Task statement:
Take each line of the records below that contains the string "List" and copy it.

Data records:
*** Begin section ***
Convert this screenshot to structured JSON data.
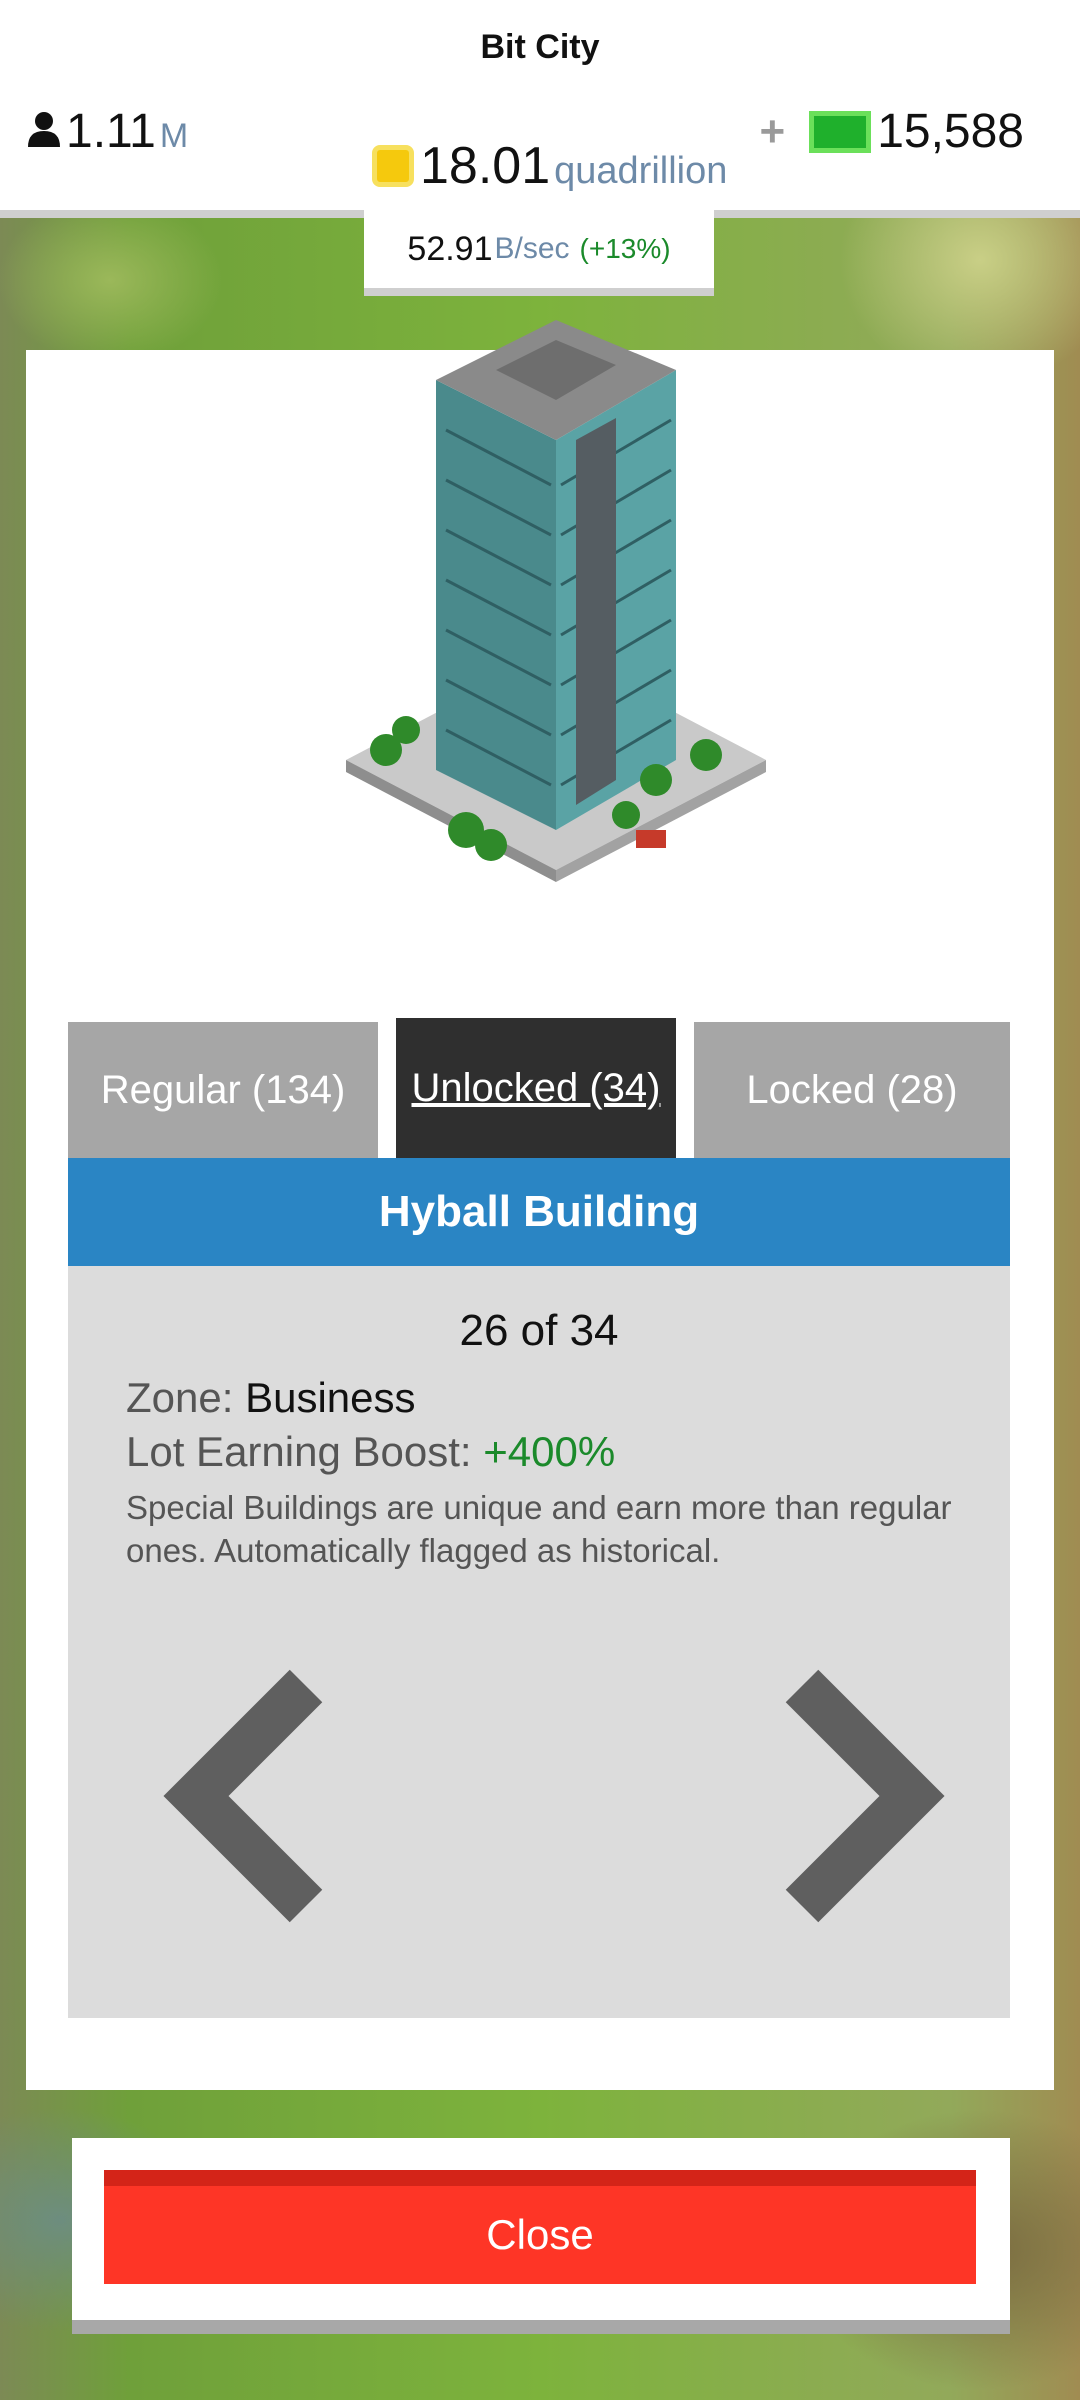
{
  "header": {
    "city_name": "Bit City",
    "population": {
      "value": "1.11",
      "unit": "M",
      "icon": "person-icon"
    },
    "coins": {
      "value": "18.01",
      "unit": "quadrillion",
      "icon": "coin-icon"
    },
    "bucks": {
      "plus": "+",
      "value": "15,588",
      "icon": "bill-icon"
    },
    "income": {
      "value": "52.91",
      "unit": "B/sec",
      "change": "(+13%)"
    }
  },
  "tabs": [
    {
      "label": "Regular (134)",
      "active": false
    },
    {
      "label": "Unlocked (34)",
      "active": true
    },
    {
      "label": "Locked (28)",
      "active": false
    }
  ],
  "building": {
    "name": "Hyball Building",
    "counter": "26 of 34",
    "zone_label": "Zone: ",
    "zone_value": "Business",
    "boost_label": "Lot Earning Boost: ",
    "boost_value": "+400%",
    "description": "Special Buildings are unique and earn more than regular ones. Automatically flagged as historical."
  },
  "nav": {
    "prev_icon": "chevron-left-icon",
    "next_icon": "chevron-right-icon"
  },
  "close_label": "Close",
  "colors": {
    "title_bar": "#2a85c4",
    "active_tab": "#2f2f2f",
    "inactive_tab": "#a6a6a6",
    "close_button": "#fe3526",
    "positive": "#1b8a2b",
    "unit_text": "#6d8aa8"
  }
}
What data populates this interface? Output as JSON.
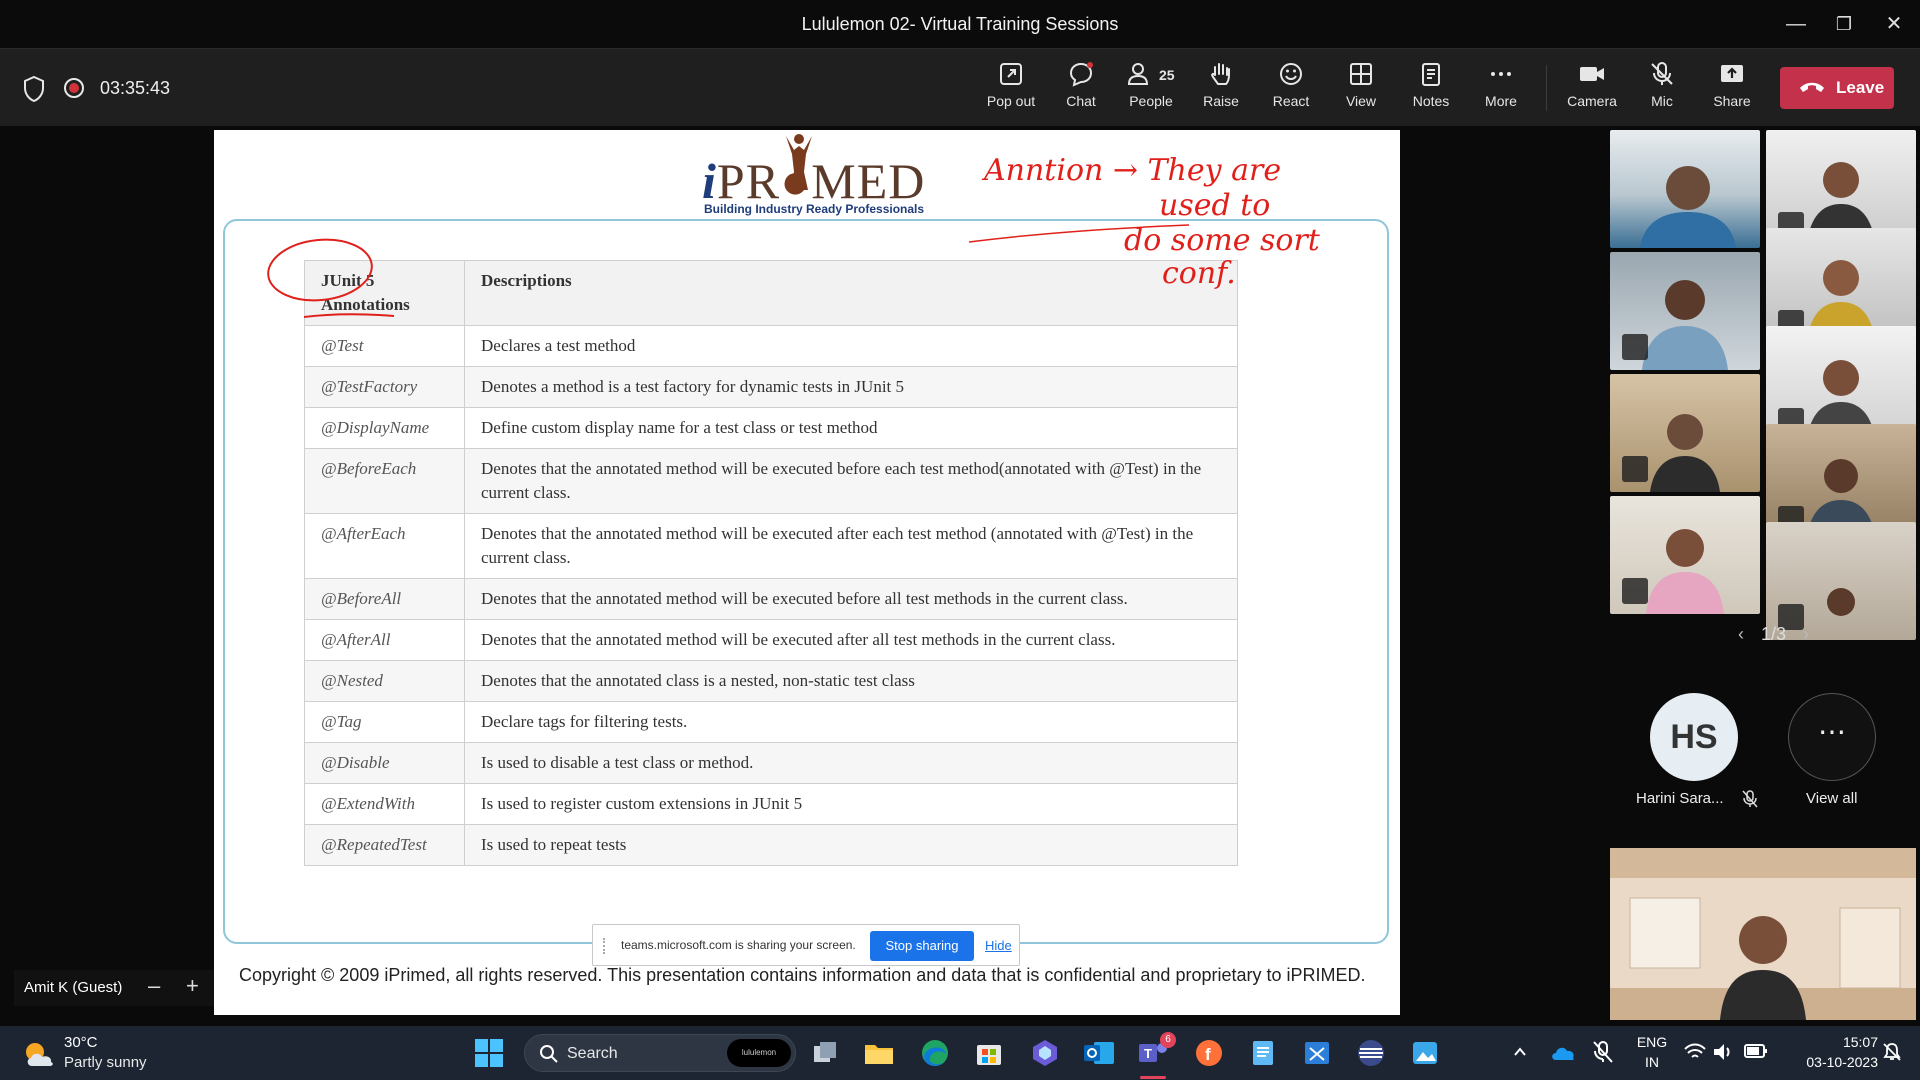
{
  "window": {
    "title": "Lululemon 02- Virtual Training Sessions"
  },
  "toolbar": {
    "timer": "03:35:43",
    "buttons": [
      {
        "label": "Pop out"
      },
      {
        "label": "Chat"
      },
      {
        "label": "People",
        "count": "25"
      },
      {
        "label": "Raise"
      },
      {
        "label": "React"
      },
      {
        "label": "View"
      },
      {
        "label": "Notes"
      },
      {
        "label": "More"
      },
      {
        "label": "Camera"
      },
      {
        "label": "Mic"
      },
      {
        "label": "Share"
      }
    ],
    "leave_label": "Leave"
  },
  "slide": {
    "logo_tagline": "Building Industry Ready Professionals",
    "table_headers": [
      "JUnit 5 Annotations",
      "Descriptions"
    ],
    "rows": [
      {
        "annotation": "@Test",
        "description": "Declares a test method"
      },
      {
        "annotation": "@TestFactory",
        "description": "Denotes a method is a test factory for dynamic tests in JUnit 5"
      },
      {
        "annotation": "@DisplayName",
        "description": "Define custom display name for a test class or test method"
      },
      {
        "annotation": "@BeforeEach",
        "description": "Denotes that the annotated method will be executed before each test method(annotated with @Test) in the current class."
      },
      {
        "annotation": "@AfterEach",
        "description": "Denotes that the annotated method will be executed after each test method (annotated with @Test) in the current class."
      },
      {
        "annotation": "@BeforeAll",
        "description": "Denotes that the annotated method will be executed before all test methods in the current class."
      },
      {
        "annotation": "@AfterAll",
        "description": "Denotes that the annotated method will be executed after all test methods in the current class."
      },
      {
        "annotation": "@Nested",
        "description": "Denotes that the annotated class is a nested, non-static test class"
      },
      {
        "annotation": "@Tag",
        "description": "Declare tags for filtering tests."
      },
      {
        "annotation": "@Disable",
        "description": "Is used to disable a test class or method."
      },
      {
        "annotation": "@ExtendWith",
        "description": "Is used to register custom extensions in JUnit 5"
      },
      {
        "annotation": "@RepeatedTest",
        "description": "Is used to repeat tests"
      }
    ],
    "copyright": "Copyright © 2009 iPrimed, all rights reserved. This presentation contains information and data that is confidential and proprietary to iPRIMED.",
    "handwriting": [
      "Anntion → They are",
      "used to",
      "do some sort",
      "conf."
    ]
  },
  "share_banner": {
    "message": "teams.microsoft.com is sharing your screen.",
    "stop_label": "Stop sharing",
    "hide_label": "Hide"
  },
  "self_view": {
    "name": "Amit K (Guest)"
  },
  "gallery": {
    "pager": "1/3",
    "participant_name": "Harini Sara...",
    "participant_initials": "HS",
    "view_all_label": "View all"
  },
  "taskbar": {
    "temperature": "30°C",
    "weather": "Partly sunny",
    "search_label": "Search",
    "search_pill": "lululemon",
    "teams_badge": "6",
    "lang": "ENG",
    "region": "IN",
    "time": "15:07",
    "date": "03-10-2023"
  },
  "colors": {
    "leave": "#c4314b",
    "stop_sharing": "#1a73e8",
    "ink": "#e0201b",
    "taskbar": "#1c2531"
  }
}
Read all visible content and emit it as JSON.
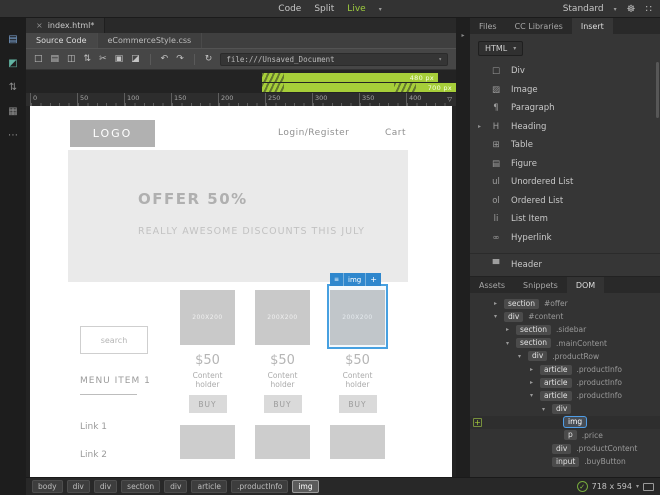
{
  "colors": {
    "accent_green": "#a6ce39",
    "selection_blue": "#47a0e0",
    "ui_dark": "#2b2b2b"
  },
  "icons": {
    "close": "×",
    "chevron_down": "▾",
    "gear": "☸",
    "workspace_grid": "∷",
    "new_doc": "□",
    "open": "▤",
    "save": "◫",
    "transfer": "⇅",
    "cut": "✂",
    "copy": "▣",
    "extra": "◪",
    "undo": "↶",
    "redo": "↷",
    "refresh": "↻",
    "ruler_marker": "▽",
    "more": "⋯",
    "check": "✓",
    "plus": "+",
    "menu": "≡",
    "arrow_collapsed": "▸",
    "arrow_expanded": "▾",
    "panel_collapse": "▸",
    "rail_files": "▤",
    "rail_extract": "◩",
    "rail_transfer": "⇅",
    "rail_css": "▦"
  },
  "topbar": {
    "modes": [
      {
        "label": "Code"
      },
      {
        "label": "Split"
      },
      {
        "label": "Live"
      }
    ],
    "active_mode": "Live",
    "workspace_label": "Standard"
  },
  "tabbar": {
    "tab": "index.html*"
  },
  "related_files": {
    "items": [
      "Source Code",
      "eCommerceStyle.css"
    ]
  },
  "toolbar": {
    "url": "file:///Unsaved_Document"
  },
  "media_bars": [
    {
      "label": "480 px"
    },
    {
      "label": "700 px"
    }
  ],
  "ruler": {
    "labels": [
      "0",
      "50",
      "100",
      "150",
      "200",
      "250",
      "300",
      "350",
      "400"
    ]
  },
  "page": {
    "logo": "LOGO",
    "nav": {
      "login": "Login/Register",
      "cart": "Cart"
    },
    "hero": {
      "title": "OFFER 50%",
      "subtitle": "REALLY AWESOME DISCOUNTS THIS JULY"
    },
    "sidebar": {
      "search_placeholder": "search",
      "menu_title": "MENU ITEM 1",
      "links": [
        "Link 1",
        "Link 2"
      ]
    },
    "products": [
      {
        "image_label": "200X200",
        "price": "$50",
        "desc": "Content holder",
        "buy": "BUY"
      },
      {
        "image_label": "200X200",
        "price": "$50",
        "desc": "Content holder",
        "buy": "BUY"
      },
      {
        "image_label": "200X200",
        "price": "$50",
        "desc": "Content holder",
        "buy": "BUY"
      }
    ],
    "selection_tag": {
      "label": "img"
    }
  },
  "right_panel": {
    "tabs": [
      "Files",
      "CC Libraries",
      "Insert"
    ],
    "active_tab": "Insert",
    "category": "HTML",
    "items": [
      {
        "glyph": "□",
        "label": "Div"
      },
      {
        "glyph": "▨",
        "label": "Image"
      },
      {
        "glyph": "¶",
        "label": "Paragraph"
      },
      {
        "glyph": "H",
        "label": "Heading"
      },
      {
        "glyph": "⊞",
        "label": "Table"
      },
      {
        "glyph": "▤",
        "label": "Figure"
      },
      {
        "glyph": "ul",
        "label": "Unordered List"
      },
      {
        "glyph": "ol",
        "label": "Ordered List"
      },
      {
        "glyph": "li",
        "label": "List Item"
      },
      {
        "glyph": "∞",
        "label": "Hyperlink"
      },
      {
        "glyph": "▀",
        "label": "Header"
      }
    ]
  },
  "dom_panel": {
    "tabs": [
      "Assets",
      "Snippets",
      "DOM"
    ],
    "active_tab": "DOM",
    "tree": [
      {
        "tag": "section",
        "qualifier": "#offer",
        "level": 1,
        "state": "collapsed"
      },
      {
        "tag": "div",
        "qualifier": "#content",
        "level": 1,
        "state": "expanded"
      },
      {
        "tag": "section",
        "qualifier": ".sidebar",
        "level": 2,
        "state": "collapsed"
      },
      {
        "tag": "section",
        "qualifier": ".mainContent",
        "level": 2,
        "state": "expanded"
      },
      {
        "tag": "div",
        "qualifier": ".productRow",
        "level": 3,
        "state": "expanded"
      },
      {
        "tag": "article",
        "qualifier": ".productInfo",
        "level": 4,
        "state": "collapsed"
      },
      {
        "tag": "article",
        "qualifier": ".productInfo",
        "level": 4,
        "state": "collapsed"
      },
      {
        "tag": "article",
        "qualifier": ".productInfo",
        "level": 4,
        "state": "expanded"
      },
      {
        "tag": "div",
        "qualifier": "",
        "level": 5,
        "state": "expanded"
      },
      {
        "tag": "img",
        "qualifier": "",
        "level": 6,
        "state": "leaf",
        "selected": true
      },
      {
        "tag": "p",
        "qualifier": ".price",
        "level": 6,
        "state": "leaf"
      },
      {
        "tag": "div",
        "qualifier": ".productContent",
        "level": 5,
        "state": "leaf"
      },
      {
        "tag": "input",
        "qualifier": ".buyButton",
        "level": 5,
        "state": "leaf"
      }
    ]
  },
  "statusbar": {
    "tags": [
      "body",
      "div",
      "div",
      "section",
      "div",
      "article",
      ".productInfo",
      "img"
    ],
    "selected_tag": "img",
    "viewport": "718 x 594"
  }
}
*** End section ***
Exercise output:
        "label": "Unordered List"
        "label": "Ordered List"
        "label": "List Item"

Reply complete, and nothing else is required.